Website and app data records:
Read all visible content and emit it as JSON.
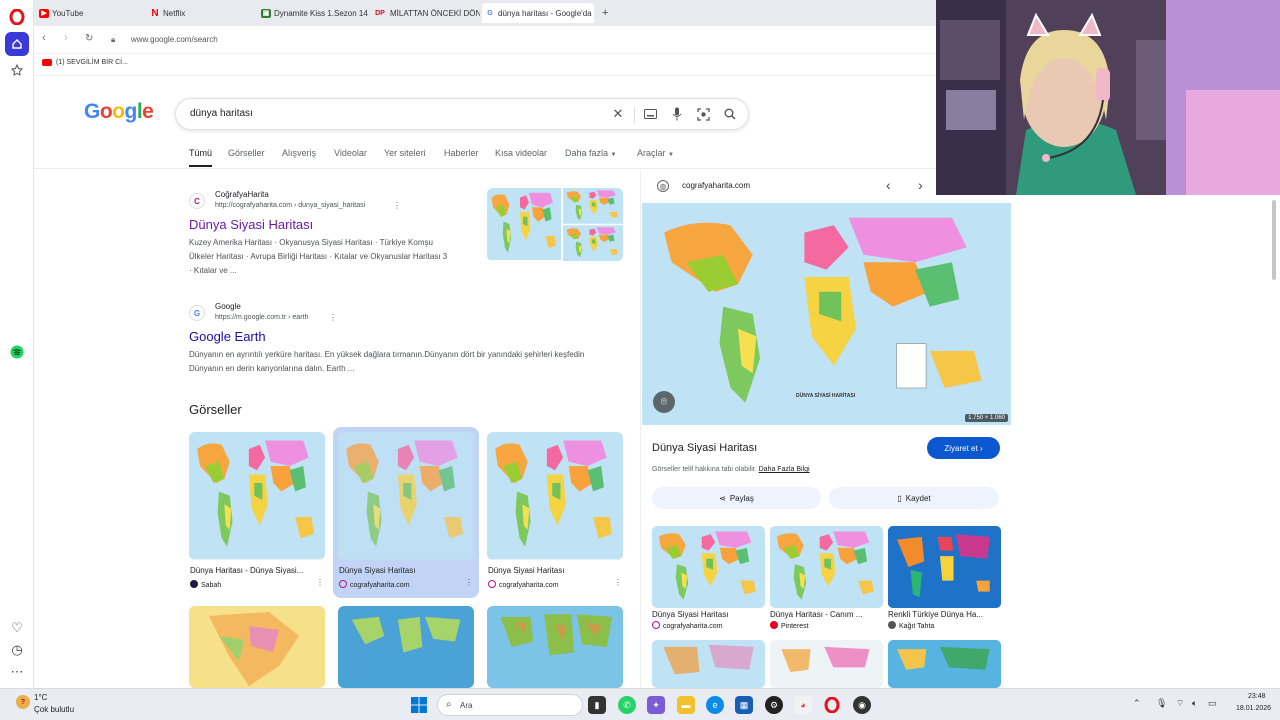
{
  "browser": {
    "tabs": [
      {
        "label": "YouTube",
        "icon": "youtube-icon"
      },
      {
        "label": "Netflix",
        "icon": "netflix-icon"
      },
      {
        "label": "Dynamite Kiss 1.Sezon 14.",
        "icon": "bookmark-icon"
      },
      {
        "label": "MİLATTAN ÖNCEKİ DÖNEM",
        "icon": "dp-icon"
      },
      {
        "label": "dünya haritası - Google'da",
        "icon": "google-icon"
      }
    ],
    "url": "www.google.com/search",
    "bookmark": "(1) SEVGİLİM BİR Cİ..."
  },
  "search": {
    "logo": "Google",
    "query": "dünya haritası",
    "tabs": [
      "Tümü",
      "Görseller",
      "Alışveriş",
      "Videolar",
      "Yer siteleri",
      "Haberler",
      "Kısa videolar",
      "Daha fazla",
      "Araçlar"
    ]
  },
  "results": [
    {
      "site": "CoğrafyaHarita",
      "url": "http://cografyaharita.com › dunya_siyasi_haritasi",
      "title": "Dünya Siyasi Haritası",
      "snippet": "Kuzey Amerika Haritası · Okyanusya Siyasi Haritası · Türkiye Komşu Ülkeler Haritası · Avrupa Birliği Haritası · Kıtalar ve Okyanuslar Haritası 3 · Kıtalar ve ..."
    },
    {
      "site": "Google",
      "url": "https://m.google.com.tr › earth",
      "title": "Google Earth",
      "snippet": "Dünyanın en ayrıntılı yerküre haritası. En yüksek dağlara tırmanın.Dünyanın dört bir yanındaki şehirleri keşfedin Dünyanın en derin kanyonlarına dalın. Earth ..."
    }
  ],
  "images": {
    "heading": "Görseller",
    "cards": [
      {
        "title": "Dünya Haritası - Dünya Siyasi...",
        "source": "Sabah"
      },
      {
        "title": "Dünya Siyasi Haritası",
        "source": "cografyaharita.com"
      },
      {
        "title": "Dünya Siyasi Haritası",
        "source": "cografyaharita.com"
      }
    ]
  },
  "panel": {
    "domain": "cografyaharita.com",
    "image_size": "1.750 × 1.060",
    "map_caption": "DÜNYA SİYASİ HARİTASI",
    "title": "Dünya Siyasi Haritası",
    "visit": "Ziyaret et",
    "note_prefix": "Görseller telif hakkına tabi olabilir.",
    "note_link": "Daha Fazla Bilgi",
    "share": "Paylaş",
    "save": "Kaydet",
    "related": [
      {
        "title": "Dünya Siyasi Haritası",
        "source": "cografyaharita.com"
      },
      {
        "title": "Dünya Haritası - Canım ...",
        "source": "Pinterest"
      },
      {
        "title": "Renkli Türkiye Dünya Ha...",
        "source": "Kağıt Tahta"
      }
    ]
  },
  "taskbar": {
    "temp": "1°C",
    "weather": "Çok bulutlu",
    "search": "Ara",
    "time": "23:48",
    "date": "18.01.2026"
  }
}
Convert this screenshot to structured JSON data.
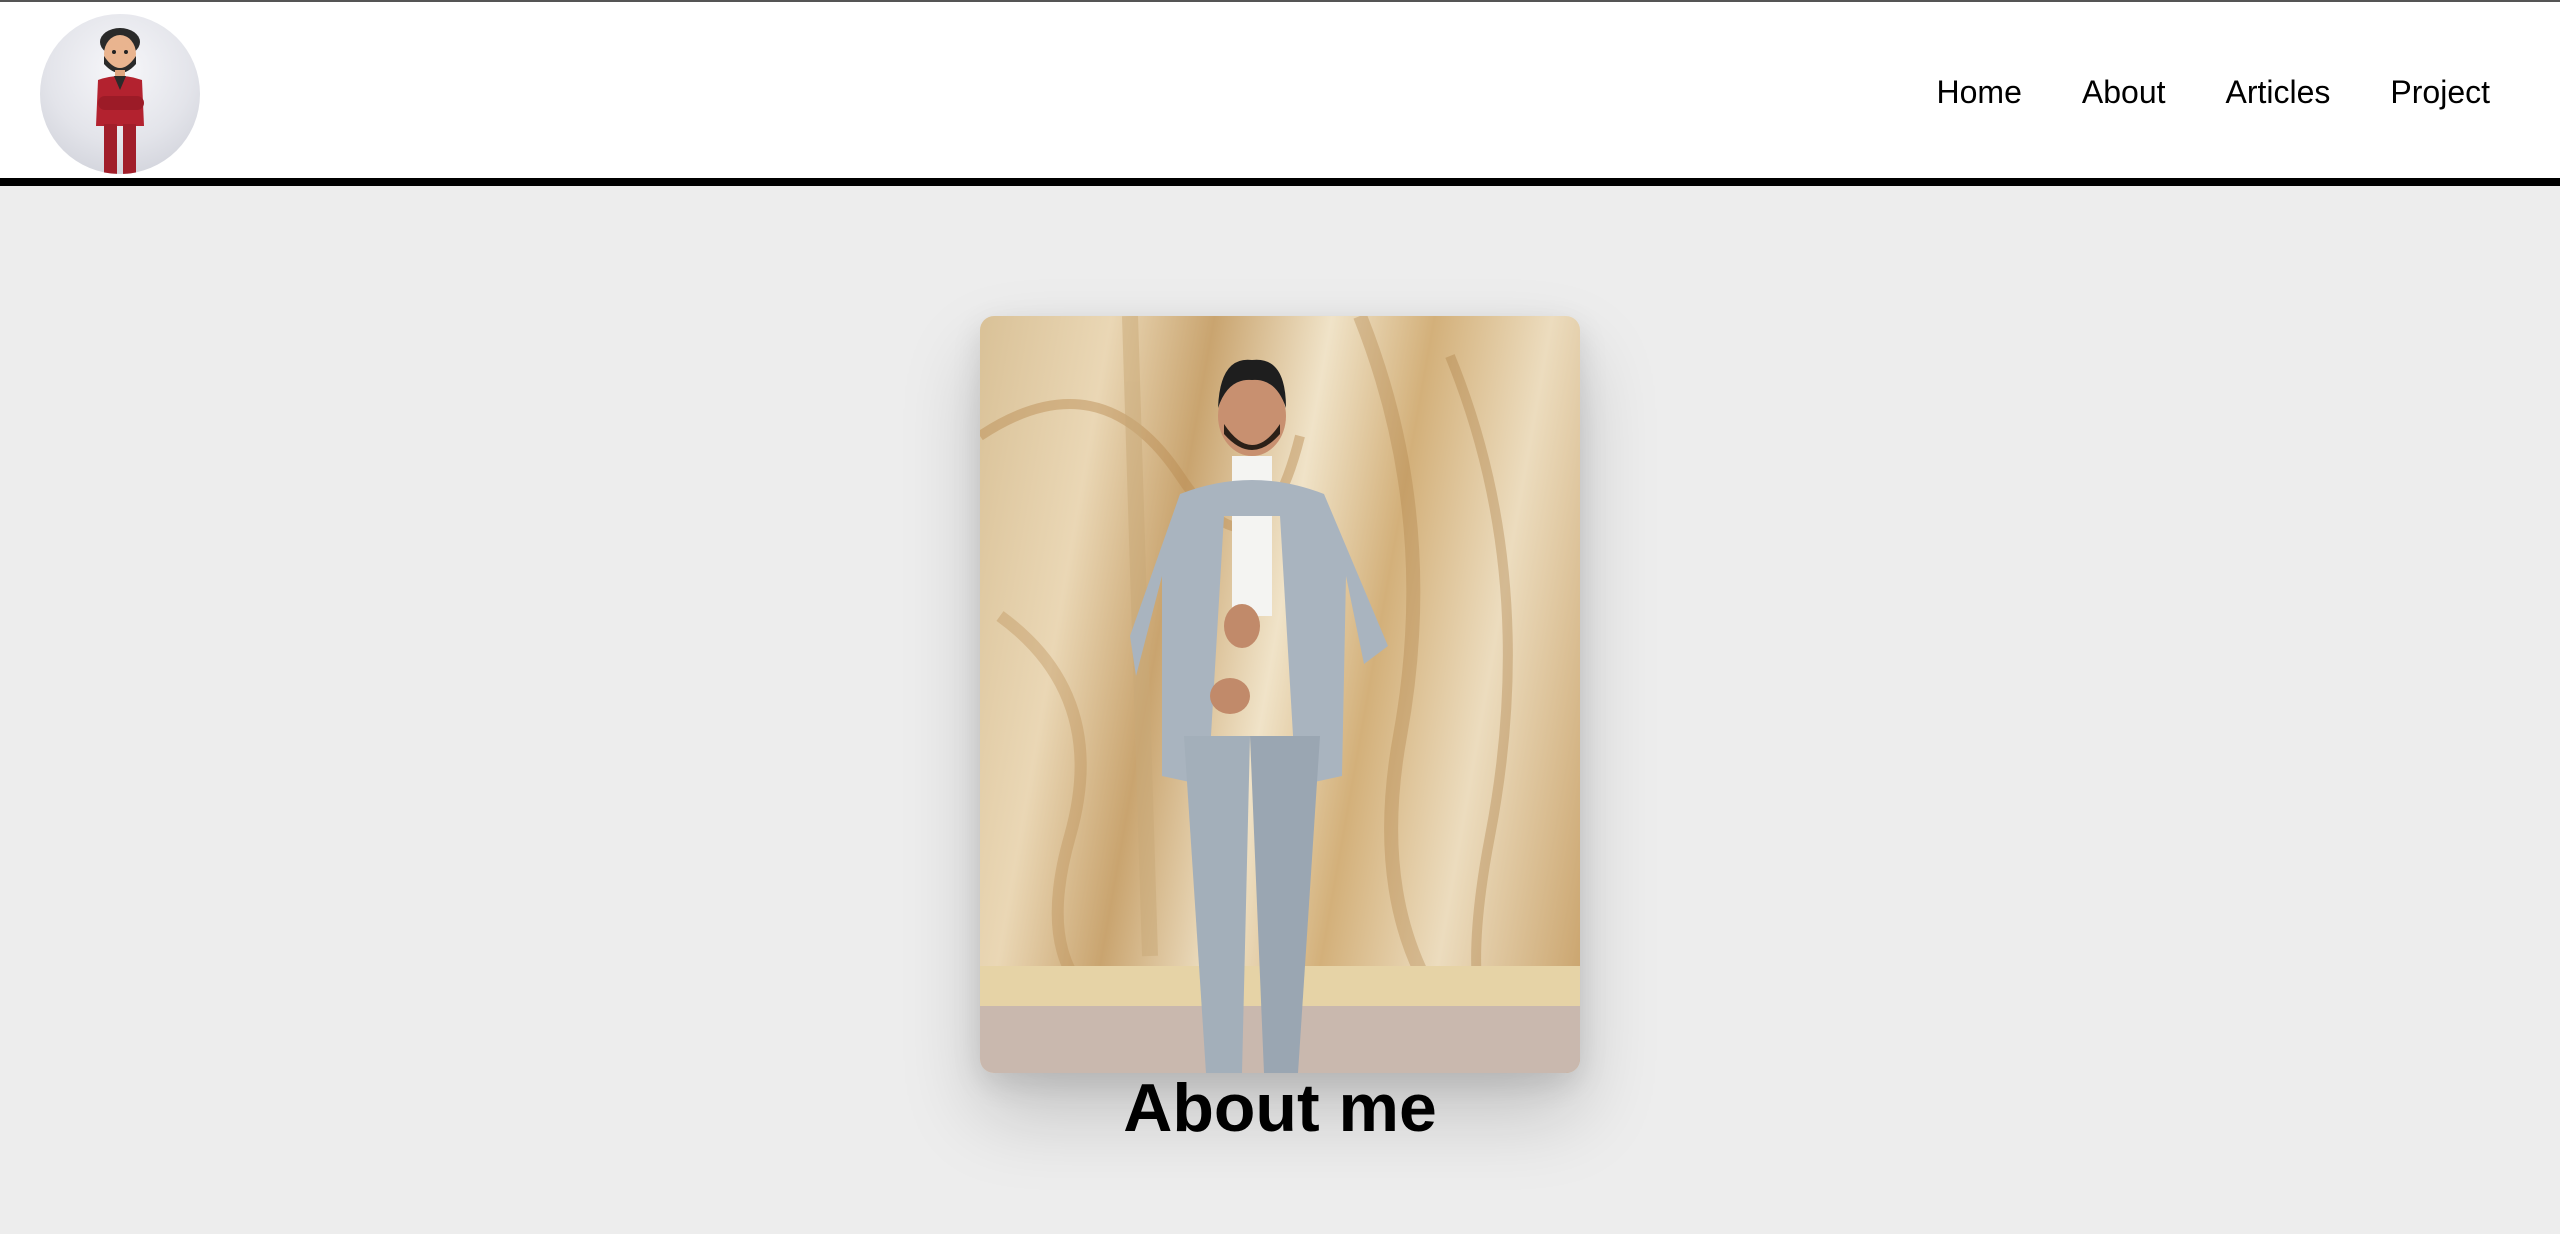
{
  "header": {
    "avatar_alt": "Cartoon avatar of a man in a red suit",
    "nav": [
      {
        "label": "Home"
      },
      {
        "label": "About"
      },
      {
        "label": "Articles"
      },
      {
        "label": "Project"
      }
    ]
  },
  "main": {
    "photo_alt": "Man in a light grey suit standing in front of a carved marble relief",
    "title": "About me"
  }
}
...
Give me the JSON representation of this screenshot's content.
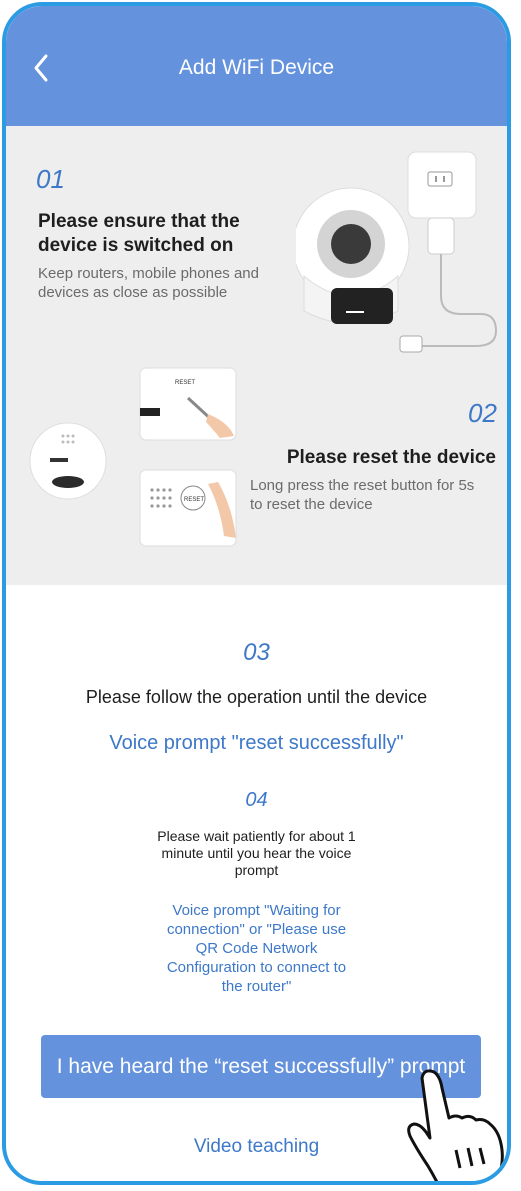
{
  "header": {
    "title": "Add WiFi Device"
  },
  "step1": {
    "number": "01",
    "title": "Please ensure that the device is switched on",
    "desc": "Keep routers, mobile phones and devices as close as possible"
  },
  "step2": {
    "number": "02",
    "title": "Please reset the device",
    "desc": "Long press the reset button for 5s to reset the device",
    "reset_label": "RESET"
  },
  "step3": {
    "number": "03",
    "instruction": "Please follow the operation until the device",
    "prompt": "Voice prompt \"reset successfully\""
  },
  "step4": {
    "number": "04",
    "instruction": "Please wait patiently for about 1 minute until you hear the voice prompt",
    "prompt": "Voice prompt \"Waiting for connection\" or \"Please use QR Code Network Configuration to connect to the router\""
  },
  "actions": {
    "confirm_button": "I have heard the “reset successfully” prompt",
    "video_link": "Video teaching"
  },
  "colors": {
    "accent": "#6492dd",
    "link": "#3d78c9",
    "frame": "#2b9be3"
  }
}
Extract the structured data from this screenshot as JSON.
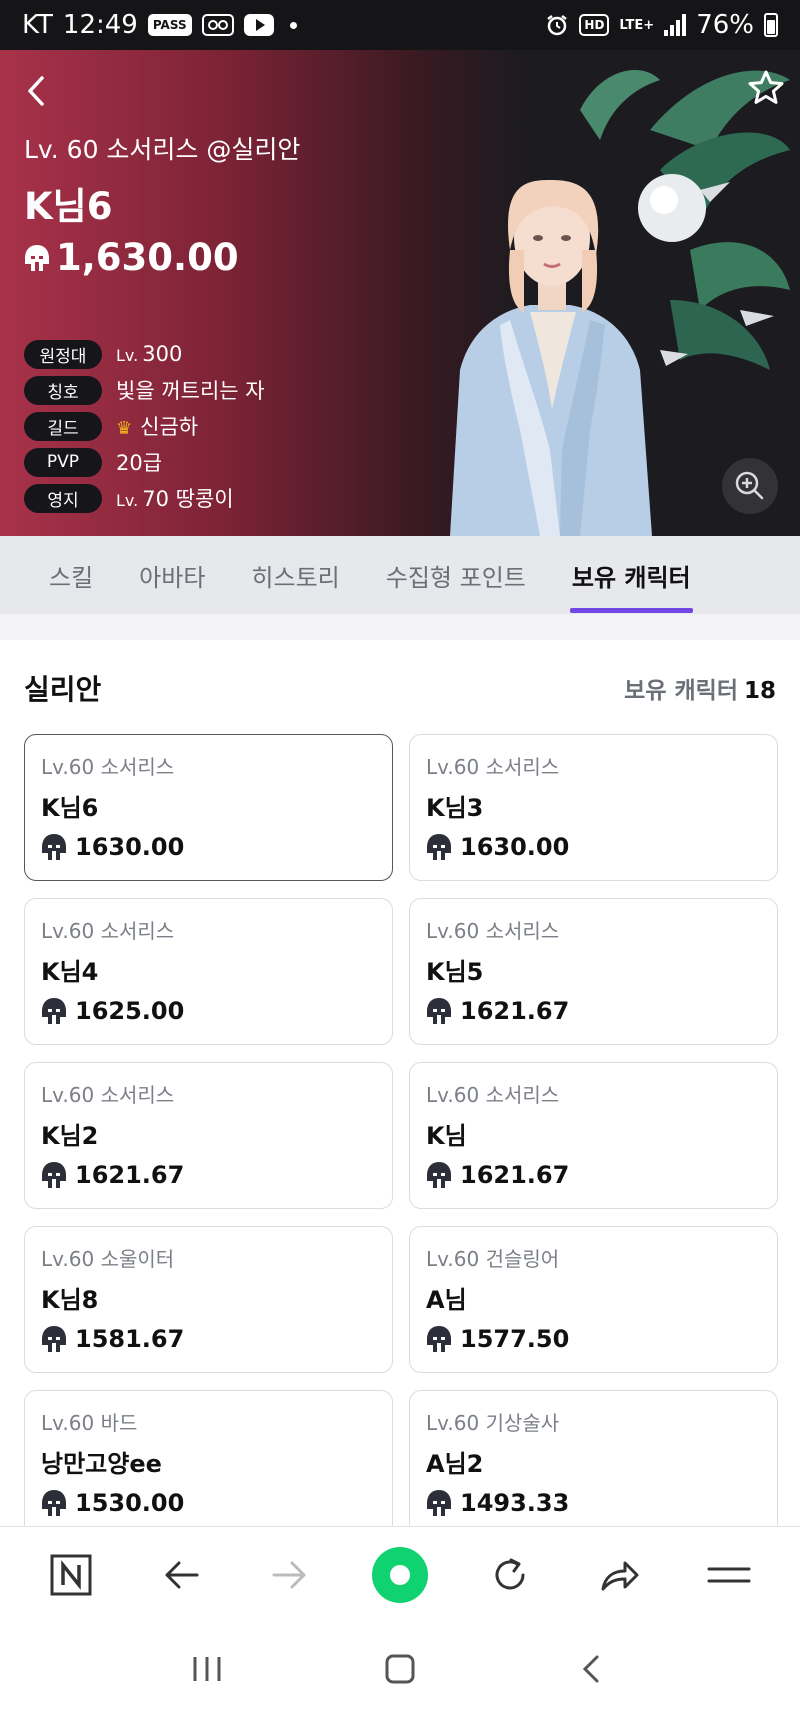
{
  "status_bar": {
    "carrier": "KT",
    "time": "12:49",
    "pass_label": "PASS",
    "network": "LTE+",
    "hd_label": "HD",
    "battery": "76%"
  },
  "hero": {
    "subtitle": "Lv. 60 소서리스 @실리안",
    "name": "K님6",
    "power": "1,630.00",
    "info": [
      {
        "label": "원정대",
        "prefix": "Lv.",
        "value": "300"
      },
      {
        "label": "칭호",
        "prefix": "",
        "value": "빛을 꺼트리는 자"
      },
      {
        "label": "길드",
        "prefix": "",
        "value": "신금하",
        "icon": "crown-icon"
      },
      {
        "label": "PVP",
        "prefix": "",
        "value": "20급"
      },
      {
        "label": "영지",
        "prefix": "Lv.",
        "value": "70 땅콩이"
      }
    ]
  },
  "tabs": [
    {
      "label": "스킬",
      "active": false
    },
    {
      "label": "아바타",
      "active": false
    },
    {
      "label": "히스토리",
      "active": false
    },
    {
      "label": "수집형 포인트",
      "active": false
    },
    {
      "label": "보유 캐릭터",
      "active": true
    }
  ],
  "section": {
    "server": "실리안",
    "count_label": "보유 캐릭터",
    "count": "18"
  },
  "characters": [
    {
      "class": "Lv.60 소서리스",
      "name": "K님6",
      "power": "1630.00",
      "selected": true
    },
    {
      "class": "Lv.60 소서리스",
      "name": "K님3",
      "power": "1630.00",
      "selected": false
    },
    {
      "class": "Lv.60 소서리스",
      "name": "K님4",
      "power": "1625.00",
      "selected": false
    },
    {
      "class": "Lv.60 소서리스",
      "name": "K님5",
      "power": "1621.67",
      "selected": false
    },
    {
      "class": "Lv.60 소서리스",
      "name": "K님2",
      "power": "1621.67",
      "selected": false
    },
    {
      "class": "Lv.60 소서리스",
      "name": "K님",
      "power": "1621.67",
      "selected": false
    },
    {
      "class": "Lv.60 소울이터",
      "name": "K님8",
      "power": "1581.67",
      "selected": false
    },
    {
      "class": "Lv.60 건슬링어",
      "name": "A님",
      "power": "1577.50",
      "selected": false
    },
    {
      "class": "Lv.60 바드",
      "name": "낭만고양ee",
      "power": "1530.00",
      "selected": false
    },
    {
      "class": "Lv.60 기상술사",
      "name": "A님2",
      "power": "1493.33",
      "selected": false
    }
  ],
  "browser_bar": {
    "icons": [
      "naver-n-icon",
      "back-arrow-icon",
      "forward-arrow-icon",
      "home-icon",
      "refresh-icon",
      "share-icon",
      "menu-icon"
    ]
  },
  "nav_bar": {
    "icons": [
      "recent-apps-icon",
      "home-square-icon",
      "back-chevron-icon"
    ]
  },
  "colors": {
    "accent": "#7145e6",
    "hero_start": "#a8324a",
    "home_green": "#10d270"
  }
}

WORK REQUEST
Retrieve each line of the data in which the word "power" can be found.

REPLY
    "power": "1,630.00",
      "power": "1630.00",
      "power": "1630.00",
      "power": "1625.00",
      "power": "1621.67",
      "power": "1621.67",
      "power": "1621.67",
      "power": "1581.67",
      "power": "1577.50",
      "power": "1530.00",
      "power": "1493.33",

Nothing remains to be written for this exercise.